[Exercise directions] The lines to copy are those with "added" in them. Pull each one from the entries below.

[Records for the exercise]
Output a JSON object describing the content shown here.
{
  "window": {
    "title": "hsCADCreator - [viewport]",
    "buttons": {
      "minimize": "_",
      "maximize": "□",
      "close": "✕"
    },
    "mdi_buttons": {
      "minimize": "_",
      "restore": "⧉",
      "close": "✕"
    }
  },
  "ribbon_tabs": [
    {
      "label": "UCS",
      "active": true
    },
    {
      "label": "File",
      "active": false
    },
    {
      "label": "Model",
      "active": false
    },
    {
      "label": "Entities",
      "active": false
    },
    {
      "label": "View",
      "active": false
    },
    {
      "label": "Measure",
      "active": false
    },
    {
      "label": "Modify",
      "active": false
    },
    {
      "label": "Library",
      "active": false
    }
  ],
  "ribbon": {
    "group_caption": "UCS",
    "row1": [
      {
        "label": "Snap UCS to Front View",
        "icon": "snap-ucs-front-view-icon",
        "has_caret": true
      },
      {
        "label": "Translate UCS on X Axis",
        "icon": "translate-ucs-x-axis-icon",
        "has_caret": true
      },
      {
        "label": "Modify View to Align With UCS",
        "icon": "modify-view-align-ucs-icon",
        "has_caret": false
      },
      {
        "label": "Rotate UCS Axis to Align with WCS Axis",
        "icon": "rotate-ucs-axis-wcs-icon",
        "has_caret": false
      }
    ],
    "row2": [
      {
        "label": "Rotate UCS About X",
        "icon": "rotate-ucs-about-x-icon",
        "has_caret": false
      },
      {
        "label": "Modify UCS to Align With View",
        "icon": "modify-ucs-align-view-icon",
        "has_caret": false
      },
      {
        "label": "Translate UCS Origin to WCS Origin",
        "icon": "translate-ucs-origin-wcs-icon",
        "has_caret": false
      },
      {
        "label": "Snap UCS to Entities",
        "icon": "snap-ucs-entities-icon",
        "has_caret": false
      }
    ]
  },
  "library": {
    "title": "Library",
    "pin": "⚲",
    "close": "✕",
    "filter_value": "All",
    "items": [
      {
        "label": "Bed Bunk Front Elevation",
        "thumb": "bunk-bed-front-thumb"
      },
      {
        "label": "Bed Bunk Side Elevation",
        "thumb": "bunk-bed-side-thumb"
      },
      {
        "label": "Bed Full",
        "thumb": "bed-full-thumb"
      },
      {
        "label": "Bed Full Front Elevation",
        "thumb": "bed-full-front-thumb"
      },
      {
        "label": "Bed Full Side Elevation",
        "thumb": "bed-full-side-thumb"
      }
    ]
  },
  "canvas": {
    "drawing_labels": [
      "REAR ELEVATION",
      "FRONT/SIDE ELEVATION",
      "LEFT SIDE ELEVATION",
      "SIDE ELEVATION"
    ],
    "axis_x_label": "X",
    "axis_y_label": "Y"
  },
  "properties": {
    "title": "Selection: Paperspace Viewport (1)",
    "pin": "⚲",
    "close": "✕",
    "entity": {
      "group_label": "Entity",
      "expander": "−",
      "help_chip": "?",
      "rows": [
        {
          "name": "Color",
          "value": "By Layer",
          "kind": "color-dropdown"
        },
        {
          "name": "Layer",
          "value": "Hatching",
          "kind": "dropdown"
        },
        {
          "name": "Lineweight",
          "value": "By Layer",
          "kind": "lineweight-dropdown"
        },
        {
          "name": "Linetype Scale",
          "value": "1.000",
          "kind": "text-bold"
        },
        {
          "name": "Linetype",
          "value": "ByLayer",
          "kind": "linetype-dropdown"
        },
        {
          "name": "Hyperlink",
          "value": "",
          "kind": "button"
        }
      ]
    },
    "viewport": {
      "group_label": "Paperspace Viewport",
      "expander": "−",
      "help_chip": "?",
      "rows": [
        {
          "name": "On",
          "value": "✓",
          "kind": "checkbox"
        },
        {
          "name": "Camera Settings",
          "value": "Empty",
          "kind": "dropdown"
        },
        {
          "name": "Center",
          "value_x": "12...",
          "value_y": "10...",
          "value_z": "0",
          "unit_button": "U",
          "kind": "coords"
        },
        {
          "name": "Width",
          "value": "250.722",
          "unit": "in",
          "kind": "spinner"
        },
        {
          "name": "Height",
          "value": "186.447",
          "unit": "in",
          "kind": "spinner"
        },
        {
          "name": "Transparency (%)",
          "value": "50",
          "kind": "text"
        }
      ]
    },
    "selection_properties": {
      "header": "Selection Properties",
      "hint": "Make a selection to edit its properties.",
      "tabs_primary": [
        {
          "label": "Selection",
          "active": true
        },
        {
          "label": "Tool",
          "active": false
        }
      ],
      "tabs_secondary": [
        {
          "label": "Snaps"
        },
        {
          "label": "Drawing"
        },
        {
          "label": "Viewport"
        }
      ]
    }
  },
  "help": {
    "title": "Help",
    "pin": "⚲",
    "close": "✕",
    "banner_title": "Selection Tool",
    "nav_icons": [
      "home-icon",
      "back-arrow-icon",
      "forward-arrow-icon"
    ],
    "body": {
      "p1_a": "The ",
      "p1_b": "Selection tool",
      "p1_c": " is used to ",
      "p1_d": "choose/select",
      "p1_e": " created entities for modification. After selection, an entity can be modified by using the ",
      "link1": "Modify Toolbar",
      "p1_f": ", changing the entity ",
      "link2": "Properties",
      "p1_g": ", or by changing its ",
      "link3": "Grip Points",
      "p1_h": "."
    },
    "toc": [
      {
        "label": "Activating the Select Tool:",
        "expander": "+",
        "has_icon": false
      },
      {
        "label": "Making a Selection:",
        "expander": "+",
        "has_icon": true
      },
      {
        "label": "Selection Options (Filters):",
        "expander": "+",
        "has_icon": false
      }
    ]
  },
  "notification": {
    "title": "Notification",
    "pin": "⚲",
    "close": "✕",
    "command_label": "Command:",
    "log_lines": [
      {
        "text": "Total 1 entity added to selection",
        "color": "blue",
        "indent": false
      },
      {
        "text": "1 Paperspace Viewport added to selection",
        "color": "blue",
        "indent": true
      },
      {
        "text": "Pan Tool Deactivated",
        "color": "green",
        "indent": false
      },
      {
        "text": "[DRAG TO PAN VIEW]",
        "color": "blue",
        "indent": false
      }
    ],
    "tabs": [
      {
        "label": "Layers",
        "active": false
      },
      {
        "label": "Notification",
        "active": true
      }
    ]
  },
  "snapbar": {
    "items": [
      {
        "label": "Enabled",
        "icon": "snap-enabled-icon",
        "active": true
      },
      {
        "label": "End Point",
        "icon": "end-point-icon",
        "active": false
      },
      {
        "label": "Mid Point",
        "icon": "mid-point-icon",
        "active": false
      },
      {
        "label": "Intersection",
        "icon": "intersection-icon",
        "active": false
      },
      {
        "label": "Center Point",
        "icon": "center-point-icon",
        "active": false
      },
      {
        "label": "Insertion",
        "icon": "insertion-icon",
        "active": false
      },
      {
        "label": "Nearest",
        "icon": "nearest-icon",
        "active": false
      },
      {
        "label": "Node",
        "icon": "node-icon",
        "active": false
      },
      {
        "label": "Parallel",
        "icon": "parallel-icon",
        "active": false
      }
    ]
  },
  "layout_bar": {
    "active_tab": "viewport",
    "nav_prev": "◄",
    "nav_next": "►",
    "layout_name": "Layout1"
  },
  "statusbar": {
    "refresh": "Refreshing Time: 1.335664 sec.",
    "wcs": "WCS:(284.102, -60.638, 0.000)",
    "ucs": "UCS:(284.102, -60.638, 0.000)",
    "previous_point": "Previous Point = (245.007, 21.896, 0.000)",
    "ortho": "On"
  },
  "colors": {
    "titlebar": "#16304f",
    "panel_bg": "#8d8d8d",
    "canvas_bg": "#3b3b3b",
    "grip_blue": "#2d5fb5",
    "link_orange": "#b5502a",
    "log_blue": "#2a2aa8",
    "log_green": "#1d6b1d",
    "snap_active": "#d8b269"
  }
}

[Exercise answer]
        "text": "Total 1 entity added to selection",
        "text": "1 Paperspace Viewport added to selection",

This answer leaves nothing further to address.